■ Task instructions ■
Check which lines of the entries that follow hold "Использовать", then give the number of those lines and nothing more.

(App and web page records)
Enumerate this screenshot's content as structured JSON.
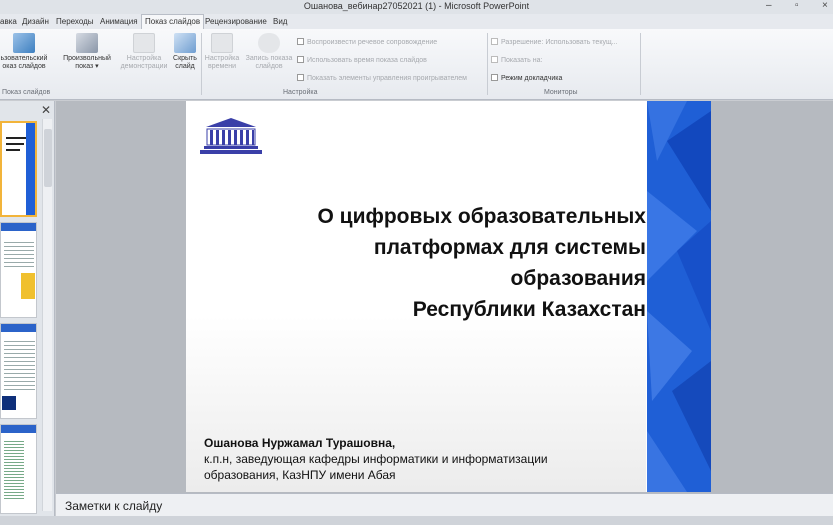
{
  "window": {
    "title": "Ошанова_вебинар27052021 (1) - Microsoft PowerPoint"
  },
  "tabs": [
    {
      "label": "авка"
    },
    {
      "label": "Дизайн"
    },
    {
      "label": "Переходы"
    },
    {
      "label": "Анимация"
    },
    {
      "label": "Показ слайдов"
    },
    {
      "label": "Рецензирование"
    },
    {
      "label": "Вид"
    }
  ],
  "ribbon": {
    "btn_presenter_l1": "ьзовательский",
    "btn_presenter_l2": "оказ слайдов",
    "btn_custom_l1": "Произвольный",
    "btn_custom_l2": "показ ▾",
    "btn_setup_l1": "Настройка",
    "btn_setup_l2": "демонстрации",
    "btn_hide_l1": "Скрыть",
    "btn_hide_l2": "слайд",
    "btn_timings_l1": "Настройка",
    "btn_timings_l2": "времени",
    "btn_record_l1": "Запись показа",
    "btn_record_l2": "слайдов",
    "check_narration": "Воспроизвести речевое сопровождение",
    "check_timings": "Использовать время показа слайдов",
    "check_controls": "Показать элементы управления проигрывателем",
    "resolution": "Разрешение: Использовать текущ...",
    "show_on": "Показать на:",
    "presenter_view": "Режим докладчика",
    "group_show": "Показ слайдов",
    "group_setup": "Настройка",
    "group_monitors": "Мониторы"
  },
  "slide": {
    "title_lines": [
      "О цифровых образовательных",
      "платформах для системы",
      "образования",
      "Республики Казахстан"
    ],
    "author_name": "Ошанова Нуржамал Турашовна,",
    "author_line2": "к.п.н, заведующая кафедры информатики и информатизации",
    "author_line3": "образования, КазНПУ имени Абая"
  },
  "notes": {
    "placeholder": "Заметки к слайду"
  },
  "colors": {
    "slide_band": "#1f5fd6",
    "selection": "#f2b43a",
    "logo": "#3a3fa8"
  },
  "icons": [
    "close-icon",
    "minimize-icon",
    "maximize-icon",
    "logo-icon"
  ]
}
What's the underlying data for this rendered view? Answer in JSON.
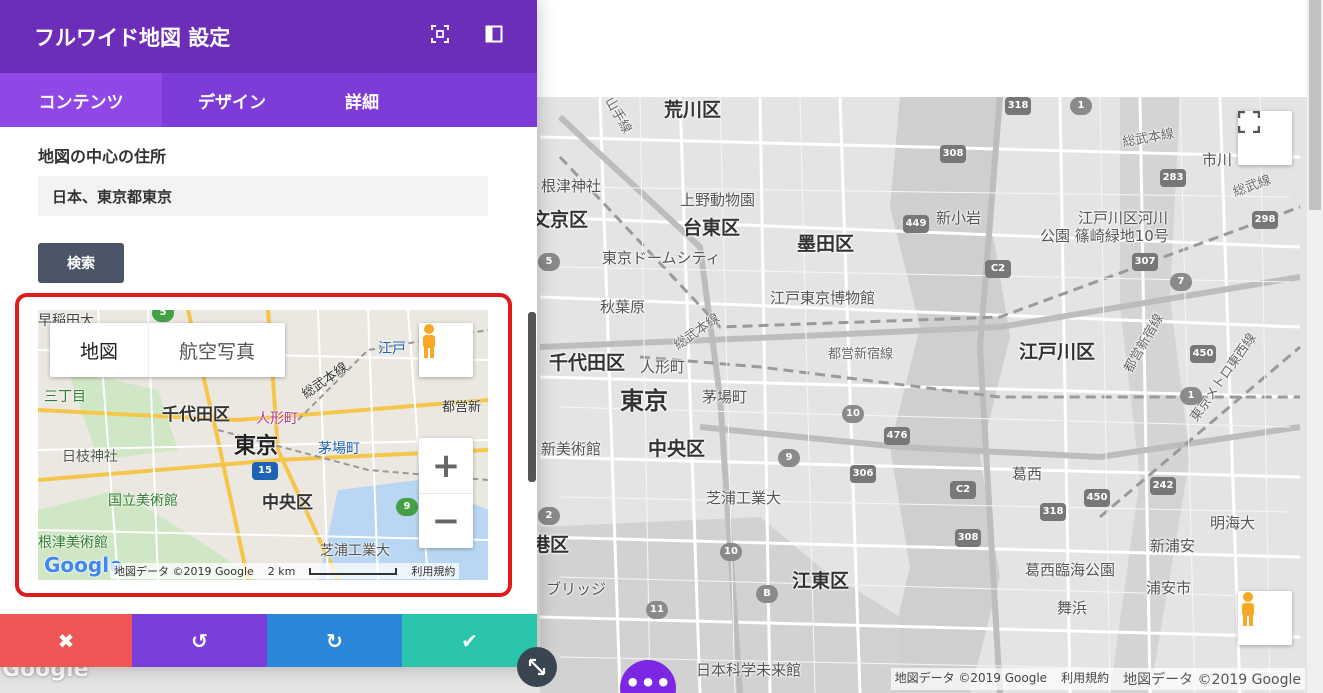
{
  "panel": {
    "title": "フルワイド地図 設定",
    "tabs": [
      {
        "label": "コンテンツ"
      },
      {
        "label": "デザイン"
      },
      {
        "label": "詳細"
      }
    ],
    "address_label": "地図の中心の住所",
    "address_value": "日本、東京都東京",
    "search_label": "検索",
    "footer": {
      "cancel_icon": "✖",
      "undo_icon": "↺",
      "redo_icon": "↻",
      "save_icon": "✔"
    }
  },
  "minimap": {
    "map_type": [
      "地図",
      "航空写真"
    ],
    "labels": [
      "早稲田大",
      "三丁目",
      "千代田区",
      "人形町",
      "東京",
      "茅場町",
      "日枝神社",
      "国立美術館",
      "中央区",
      "芝浦工業大",
      "根津美術館",
      "都営新",
      "総武本線",
      "江戸"
    ],
    "shields": [
      "5",
      "15",
      "9"
    ],
    "zoom_in": "+",
    "zoom_out": "−",
    "logo": "Google",
    "attribution": "地図データ ©2019 Google",
    "scale": "2 km",
    "terms": "利用規約"
  },
  "bigmap": {
    "labels_big": [
      "荒川区",
      "台東区",
      "墨田区",
      "文京区",
      "千代田区",
      "東京",
      "中央区",
      "江戸川区",
      "江東区",
      "港区"
    ],
    "labels_mid": [
      "上野動物園",
      "東京ドームシティ",
      "秋葉原",
      "江戸東京博物館",
      "人形町",
      "茅場町",
      "新美術館",
      "芝浦工業大",
      "新小岩",
      "江戸川区河川",
      "公園 篠崎緑地10号",
      "葛西",
      "葛西臨海公園",
      "舞浜",
      "浦安市",
      "新浦安",
      "明海大",
      "日本科学未来館",
      "ブリッジ",
      "根津神社",
      "市川"
    ],
    "labels_road": [
      "総武本線",
      "都営新宿線",
      "総武線",
      "都営新宿線",
      "東京メトロ東西線",
      "総武本線",
      "山手線"
    ],
    "shields": [
      "318",
      "308",
      "449",
      "5",
      "C2",
      "283",
      "298",
      "307",
      "7",
      "450",
      "10",
      "476",
      "306",
      "9",
      "C2",
      "242",
      "318",
      "450",
      "308",
      "10",
      "11",
      "B",
      "1",
      "2",
      "1"
    ],
    "attribution_small": "地図データ ©2019 Google",
    "terms": "利用規約",
    "attribution_big": "地図データ ©2019 Google",
    "logo": "Google"
  },
  "overlay": {
    "dots": "•••"
  },
  "colors": {
    "header": "#6c2eb9",
    "tabs": "#7d3cd7",
    "tab_active": "#8f47e6",
    "cancel": "#ef5555",
    "undo": "#7b3fd9",
    "redo": "#2b87da",
    "save": "#29c4a9",
    "highlight": "#e01b1b"
  }
}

■ Answer for this exercise ■
2